* Task goal
From the entries below, pull out each line where "Emerald" appears.

**** Data extracts ****

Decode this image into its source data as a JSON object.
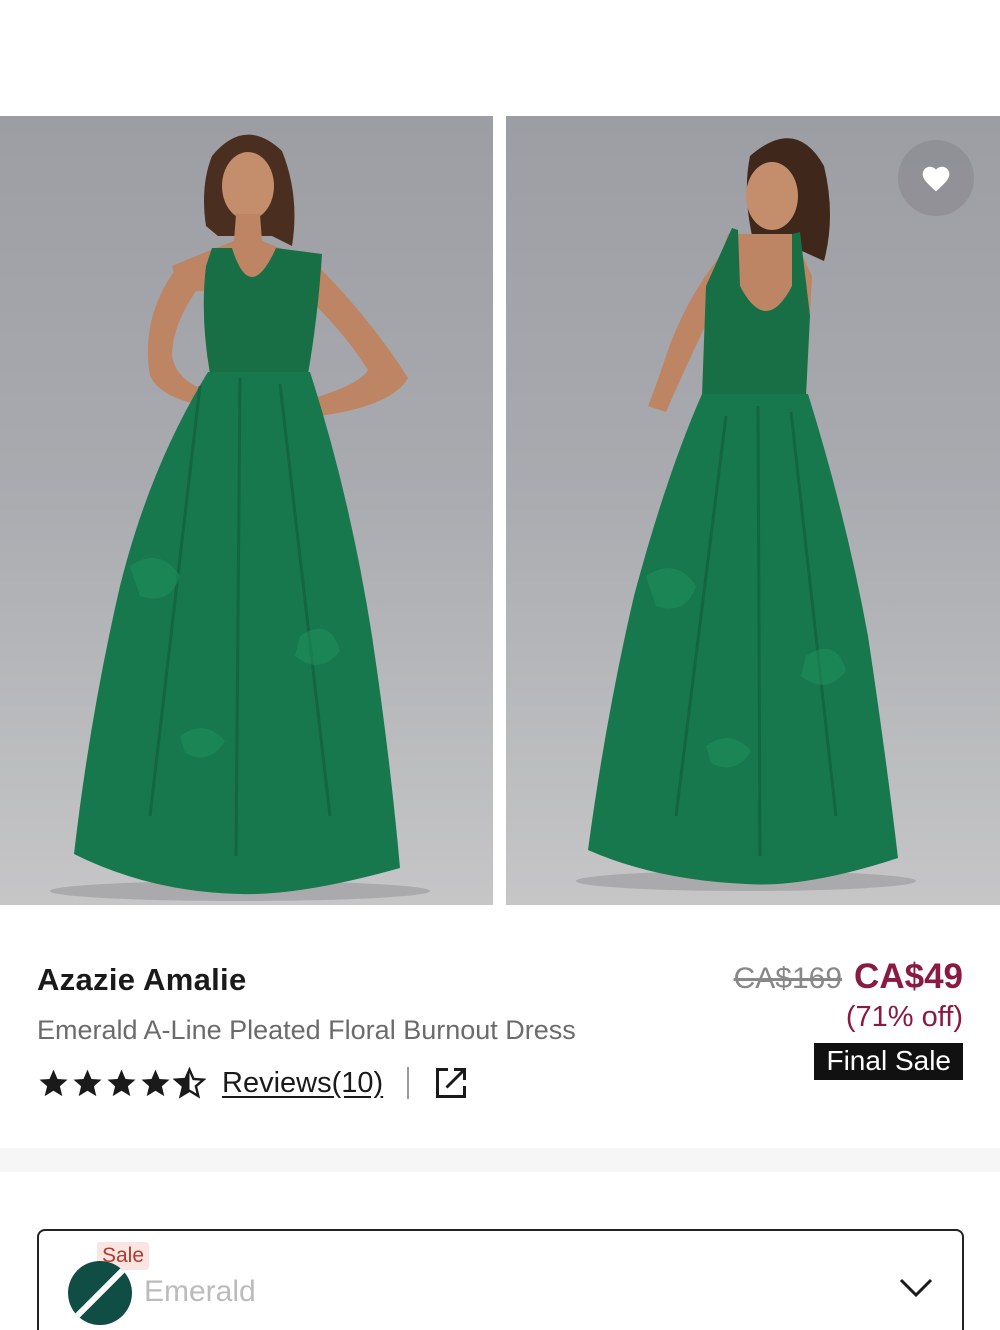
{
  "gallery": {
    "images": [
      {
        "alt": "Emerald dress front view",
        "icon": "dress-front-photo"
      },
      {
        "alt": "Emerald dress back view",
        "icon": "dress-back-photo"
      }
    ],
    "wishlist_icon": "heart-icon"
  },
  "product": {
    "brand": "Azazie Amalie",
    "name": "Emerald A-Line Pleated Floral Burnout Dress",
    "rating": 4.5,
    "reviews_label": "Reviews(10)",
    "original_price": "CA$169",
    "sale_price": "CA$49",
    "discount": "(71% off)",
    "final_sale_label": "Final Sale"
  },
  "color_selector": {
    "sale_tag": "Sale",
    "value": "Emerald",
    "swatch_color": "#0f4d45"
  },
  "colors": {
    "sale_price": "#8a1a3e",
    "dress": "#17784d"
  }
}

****
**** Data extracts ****

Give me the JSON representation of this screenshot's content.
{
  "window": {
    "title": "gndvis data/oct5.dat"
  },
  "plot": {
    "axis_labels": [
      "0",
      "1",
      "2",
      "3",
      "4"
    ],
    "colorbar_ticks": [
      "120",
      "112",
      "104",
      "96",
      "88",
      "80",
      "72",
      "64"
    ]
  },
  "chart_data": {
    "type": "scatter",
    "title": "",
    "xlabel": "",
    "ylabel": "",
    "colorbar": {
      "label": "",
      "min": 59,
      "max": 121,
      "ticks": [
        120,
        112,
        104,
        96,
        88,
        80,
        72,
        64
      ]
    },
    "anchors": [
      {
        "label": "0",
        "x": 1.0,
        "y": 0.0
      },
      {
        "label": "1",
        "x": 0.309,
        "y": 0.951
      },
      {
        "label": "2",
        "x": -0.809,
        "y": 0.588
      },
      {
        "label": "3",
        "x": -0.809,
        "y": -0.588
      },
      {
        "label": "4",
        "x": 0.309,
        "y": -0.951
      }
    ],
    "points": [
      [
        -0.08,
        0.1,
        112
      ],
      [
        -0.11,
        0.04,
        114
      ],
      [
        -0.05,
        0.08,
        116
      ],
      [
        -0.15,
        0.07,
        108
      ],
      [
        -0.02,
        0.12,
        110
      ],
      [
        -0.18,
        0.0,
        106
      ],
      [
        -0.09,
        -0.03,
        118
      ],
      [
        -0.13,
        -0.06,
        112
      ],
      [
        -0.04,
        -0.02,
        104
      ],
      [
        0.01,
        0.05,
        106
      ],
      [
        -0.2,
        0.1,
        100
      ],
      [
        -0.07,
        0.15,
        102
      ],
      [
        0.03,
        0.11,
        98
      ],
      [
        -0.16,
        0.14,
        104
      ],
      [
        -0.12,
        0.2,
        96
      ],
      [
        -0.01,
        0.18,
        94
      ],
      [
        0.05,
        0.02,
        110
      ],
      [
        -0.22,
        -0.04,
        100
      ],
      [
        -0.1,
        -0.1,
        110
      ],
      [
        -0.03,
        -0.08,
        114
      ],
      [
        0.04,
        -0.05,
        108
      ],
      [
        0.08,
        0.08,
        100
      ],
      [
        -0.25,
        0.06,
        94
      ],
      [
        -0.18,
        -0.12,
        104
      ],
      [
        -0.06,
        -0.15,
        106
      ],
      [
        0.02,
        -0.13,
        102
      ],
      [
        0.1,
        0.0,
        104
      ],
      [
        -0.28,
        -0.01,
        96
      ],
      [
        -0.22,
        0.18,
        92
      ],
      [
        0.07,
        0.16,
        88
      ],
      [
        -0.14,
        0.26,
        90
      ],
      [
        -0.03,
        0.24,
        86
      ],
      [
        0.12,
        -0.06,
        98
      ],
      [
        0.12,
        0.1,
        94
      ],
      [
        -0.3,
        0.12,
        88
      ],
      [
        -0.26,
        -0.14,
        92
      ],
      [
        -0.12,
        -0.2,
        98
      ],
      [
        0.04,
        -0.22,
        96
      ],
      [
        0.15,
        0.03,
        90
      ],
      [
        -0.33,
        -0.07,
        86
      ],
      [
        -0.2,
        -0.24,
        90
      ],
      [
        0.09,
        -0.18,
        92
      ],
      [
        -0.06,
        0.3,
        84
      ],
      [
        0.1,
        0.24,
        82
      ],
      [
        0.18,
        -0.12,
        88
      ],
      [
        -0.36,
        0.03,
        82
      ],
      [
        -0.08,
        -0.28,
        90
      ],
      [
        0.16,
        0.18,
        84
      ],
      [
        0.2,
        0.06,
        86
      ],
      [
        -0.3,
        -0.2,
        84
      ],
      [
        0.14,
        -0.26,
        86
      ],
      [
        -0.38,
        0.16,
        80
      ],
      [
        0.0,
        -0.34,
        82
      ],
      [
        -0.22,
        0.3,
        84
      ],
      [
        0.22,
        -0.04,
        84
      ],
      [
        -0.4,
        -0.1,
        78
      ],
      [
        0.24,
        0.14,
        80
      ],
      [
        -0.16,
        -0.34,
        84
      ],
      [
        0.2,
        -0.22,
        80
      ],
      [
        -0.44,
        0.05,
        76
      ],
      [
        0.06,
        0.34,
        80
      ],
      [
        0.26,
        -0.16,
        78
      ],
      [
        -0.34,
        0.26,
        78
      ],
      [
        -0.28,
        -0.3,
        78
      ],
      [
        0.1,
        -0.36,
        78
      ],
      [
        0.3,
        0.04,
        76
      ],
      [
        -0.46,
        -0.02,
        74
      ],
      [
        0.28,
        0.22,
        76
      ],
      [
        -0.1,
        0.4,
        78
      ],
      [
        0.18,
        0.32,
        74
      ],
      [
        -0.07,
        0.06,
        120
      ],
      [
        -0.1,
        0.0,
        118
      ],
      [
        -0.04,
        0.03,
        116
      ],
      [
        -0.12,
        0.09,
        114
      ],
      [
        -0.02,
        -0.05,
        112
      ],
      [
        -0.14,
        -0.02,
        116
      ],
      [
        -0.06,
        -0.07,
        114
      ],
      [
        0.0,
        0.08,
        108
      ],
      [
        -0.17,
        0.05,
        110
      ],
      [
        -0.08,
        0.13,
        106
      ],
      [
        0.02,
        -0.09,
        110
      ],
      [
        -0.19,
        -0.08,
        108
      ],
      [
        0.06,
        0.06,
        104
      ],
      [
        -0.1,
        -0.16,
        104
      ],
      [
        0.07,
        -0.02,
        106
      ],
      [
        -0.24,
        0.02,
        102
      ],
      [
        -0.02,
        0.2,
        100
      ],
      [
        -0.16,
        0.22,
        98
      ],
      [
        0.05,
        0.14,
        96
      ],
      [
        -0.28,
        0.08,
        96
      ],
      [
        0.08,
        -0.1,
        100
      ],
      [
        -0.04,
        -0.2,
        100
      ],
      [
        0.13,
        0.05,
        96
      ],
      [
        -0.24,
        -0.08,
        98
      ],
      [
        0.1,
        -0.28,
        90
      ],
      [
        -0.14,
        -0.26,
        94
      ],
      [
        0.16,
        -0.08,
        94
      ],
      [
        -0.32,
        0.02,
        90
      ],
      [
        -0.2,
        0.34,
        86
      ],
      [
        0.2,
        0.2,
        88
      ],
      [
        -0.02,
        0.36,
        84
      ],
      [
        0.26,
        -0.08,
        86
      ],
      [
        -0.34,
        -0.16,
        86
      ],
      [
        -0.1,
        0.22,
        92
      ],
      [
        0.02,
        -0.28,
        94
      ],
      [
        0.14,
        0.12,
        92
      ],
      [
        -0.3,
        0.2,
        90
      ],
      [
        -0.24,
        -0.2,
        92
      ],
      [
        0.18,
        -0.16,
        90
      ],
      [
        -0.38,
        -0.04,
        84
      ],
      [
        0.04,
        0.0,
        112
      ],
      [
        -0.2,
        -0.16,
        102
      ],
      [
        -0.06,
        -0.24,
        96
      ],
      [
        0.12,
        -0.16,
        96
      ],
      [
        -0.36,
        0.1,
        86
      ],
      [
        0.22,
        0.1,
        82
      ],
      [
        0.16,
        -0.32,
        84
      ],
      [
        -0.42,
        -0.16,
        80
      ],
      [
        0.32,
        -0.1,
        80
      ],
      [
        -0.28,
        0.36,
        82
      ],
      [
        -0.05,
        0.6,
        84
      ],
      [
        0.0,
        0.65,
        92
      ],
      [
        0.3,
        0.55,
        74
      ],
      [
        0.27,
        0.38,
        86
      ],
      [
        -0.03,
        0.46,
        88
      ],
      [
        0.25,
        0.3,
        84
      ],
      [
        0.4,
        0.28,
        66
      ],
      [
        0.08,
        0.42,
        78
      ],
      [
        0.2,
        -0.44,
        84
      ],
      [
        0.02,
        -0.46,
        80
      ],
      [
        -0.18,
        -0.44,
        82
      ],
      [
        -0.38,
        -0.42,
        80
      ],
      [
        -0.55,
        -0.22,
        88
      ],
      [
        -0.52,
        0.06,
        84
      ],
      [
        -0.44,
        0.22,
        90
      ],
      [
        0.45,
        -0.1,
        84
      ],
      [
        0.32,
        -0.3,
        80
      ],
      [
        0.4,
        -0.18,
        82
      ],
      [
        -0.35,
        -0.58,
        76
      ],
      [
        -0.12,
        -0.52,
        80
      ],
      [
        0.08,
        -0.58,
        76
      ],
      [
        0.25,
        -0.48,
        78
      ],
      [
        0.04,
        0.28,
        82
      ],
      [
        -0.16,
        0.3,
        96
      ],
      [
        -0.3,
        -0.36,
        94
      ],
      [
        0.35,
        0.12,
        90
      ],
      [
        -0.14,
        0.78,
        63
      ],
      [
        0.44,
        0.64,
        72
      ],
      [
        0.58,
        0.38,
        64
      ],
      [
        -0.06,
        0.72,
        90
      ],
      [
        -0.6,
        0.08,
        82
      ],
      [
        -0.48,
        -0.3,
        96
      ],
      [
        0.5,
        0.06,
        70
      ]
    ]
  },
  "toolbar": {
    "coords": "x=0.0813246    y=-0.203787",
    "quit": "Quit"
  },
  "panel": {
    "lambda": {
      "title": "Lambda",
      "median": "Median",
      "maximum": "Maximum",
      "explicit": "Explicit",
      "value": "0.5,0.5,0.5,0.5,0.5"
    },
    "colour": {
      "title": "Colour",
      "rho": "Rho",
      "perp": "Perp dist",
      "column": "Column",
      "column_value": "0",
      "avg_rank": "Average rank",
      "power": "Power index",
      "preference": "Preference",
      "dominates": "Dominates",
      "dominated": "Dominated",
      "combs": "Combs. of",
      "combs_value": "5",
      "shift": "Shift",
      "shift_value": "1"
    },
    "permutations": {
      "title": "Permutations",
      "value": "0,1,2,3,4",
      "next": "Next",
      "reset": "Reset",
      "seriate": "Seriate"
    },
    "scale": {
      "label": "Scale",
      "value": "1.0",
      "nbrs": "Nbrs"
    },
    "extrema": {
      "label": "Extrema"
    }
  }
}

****

* Completed task
        "alt": "Emerald dress front view",
        "alt": "Emerald dress back view",
    "name": "Emerald A-Line Pleated Floral Burnout Dress",
    "value": "Emerald",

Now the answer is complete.